* What to produce
Here you must reproduce each line of the data exactly.

* Extracted entries
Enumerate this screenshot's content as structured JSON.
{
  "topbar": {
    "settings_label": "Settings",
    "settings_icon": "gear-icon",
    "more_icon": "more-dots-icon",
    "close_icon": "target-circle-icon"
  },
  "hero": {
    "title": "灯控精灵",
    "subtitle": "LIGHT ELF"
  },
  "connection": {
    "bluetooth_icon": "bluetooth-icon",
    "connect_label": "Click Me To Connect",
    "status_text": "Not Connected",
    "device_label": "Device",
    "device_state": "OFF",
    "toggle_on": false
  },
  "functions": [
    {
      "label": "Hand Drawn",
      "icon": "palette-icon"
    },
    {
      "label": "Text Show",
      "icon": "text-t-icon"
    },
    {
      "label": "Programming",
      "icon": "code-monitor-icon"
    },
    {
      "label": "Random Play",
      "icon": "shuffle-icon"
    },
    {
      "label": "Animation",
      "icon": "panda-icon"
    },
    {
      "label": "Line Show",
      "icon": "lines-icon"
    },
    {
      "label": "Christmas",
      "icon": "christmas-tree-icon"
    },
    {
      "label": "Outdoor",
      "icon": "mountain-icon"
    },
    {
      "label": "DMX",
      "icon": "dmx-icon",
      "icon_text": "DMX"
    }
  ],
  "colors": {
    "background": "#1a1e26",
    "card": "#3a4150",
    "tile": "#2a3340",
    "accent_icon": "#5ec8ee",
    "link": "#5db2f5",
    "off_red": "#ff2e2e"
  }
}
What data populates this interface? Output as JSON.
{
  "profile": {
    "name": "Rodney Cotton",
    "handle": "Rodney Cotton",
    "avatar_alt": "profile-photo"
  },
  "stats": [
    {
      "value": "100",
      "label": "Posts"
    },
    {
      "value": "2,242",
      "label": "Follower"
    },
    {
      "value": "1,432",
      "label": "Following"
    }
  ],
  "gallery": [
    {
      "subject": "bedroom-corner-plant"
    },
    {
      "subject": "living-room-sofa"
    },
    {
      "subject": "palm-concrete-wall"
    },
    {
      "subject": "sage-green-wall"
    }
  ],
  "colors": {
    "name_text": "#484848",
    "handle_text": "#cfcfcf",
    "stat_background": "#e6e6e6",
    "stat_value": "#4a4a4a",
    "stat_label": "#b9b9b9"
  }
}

* Task response
Enumerate this screenshot's content as structured JSON.
{
  "topbar": {
    "settings_label": "Settings",
    "settings_icon": "gear-icon",
    "more_icon": "more-dots-icon",
    "close_icon": "target-circle-icon"
  },
  "hero": {
    "title": "灯控精灵",
    "subtitle": "LIGHT ELF"
  },
  "connection": {
    "bluetooth_icon": "bluetooth-icon",
    "connect_label": "Click Me To Connect",
    "status_text": "Not Connected",
    "device_label": "Device",
    "device_state": "OFF",
    "toggle_on": false
  },
  "functions": [
    {
      "label": "Hand Drawn",
      "icon": "palette-icon"
    },
    {
      "label": "Text Show",
      "icon": "text-t-icon"
    },
    {
      "label": "Programming",
      "icon": "code-monitor-icon"
    },
    {
      "label": "Random Play",
      "icon": "shuffle-icon"
    },
    {
      "label": "Animation",
      "icon": "panda-icon"
    },
    {
      "label": "Line Show",
      "icon": "lines-icon"
    },
    {
      "label": "Christmas",
      "icon": "christmas-tree-icon"
    },
    {
      "label": "Outdoor",
      "icon": "mountain-icon"
    },
    {
      "label": "DMX",
      "icon": "dmx-icon",
      "icon_text": "DMX"
    }
  ],
  "colors": {
    "background": "#1a1e26",
    "card": "#3a4150",
    "tile": "#2a3340",
    "accent_icon": "#5ec8ee",
    "link": "#5db2f5",
    "off_red": "#ff2e2e"
  }
}
What data populates this interface? Output as JSON.
{
  "profile": {
    "name": "Rodney Cotton",
    "handle": "Rodney Cotton",
    "avatar_alt": "profile-photo"
  },
  "stats": [
    {
      "value": "100",
      "label": "Posts"
    },
    {
      "value": "2,242",
      "label": "Follower"
    },
    {
      "value": "1,432",
      "label": "Following"
    }
  ],
  "gallery": [
    {
      "subject": "bedroom-corner-plant"
    },
    {
      "subject": "living-room-sofa"
    },
    {
      "subject": "palm-concrete-wall"
    },
    {
      "subject": "sage-green-wall"
    }
  ],
  "colors": {
    "name_text": "#484848",
    "handle_text": "#cfcfcf",
    "stat_background": "#e6e6e6",
    "stat_value": "#4a4a4a",
    "stat_label": "#b9b9b9"
  }
}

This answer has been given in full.